Luis Vidal + Architects was founded in 2004 and has since developed more than 80 projects of different scales; achieving worldwide recognition for its expertise in the field of airports and transportation architecture. LVA has created 21st Century airports that embrace flexibility, cutting-edge technology, environmental responsibility and efficiency, thus enhancing passenger experience and maintaining a proven track record of delivering on time and on budget. LVA represents responsible architecture by providing economic, social and environmental sustainability in all of its projects.
In addition, LVA has won many awards. The design for the new Zaragoza Airport was shortlisted as finalist of the Mies Van der Rohe 2009 Awards, the interior design of the Restaurant at the Museum Reina Sofia was winner of the Architecture Prize of the City of Madrid for the Best Commercial Establishment 2005, and Can Misses Hospital in Ibiza and Vigo’s New Hospital in Galicia won the Design & Health International Awards in the Future Health Project category in 2012. LVA is also currently involved in designing the world’s first commercial space port; the firm has been appointed Associate Architects to the American engineering and architecture firm HDR for the design of Front Range Spaceport outside of Denver, Colorado.
Futurecity is the largest public arts agency in the UK, responsible for a series of large-scale multi-disciplinary cultural projects. Mark Davy is the curator for Slipstream and the originator of the Heathrow Terminal 2 Covered Court public art project. He leads Futurecity, set up to reflect the burgeoning interest in culture-driven place making, urbanism and regeneration. Davy has encouraged the private sector in the UK to use art and culture as part of a toolkit for providing a cultural narrative for our towns, cities and urban centres. In support of his ideas, Davy has written over 100 place making and cultural strategies for brownfield developments and regeneration projects across the UK and Europe and runs a successful commissioning programme for contemporary art in the public realm.

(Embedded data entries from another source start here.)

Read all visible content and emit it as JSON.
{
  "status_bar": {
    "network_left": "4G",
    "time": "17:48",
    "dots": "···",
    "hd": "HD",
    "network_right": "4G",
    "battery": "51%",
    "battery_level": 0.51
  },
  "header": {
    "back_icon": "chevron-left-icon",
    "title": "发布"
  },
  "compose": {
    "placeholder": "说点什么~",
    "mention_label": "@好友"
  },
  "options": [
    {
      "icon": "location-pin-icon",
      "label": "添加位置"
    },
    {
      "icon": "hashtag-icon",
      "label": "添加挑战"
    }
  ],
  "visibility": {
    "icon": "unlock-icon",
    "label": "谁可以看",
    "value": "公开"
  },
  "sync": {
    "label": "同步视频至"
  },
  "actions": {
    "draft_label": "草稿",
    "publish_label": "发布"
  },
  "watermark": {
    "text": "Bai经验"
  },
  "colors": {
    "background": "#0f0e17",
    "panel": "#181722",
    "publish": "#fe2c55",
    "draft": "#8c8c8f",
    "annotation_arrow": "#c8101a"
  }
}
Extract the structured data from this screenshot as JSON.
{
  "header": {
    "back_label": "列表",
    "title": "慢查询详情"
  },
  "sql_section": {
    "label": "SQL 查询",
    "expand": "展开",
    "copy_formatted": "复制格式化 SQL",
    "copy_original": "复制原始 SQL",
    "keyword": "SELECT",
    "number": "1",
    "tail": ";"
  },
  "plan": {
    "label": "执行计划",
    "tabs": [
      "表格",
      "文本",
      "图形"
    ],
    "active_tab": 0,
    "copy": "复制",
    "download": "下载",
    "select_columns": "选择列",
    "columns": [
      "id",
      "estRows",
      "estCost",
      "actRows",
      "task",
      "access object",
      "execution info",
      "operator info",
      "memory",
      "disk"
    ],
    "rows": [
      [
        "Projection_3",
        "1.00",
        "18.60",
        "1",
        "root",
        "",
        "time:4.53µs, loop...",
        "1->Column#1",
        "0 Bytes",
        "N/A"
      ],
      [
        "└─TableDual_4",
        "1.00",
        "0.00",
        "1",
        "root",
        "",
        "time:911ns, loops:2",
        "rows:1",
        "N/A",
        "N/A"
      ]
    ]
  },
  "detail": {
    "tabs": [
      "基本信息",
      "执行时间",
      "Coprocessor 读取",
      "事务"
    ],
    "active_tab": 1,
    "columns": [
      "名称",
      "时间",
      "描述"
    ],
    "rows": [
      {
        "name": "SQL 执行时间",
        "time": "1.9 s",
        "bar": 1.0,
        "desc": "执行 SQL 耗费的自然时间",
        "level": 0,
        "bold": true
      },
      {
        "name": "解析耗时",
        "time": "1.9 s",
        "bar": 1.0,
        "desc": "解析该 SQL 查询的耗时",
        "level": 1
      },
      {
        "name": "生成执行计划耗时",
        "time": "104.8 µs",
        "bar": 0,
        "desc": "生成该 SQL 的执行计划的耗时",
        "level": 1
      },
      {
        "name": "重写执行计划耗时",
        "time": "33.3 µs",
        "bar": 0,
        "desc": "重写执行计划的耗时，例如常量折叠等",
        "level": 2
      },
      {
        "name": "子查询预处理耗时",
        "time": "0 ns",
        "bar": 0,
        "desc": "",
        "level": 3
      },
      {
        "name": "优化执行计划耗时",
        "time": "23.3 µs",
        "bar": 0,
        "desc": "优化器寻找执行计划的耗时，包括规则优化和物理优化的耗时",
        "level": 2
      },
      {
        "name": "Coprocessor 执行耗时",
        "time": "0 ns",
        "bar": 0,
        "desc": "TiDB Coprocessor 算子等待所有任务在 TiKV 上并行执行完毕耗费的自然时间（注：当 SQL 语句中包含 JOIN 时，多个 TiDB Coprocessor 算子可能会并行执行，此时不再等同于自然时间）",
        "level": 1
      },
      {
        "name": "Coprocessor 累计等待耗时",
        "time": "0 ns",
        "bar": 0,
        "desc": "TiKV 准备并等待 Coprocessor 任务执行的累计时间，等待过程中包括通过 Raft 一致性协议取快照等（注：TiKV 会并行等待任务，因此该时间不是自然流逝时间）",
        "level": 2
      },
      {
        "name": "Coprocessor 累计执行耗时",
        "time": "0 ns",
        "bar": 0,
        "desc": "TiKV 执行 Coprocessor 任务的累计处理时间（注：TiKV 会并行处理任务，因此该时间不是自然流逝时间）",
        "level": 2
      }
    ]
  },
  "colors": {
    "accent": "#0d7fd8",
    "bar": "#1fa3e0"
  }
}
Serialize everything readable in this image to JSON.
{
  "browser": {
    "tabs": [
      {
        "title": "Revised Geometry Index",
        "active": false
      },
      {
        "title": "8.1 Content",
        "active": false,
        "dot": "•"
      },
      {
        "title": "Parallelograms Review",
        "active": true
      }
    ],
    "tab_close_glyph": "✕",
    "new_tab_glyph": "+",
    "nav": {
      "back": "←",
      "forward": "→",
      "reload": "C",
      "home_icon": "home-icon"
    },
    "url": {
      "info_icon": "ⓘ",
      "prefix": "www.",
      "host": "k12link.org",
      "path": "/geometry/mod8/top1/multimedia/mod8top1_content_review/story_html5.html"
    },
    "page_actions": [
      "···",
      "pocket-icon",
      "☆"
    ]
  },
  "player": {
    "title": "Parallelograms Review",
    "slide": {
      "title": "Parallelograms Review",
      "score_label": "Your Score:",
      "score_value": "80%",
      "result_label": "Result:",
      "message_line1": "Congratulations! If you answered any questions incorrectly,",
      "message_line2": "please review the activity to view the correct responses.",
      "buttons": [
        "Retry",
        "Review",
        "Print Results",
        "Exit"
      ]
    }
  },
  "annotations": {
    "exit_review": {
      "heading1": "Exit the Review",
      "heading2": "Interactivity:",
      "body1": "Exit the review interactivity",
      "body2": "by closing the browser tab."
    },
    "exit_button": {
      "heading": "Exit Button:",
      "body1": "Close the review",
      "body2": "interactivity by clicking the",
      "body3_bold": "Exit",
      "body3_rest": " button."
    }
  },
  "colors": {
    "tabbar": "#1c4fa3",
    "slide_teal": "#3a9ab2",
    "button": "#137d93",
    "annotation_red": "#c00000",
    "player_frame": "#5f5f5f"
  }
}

Reducing CO2 emissions by 40%, Terminal 2 will be the world’s first airport terminal to be awarded BREEAM rating for its sustainable building design. BREEAM encourages designers, clients and others to think about low carbon and low impact design, minimising the energy demands created by a building before considering energy efficiency and low carbon technologies. Heathrow’s Terminal 2 has been selected by the BREEAM organisation as the standard to define the parameters that need to be fulfilled by an airport building in order to be awarded BREEAM.
For further press information, interviews or images of Terminal 2 | The Queen’s Terminal or Richard Wilson’s Slipstream please contact:
Heathrow Airport media centre on +44 (0)20 8745 7224
Sutton PR on +44 (0) 20 7183 3577 or email
Luis Vidal + Architects on +34 91 359 39 00 or email
Janet Kafka and Associates on +1 214 373 1200 or email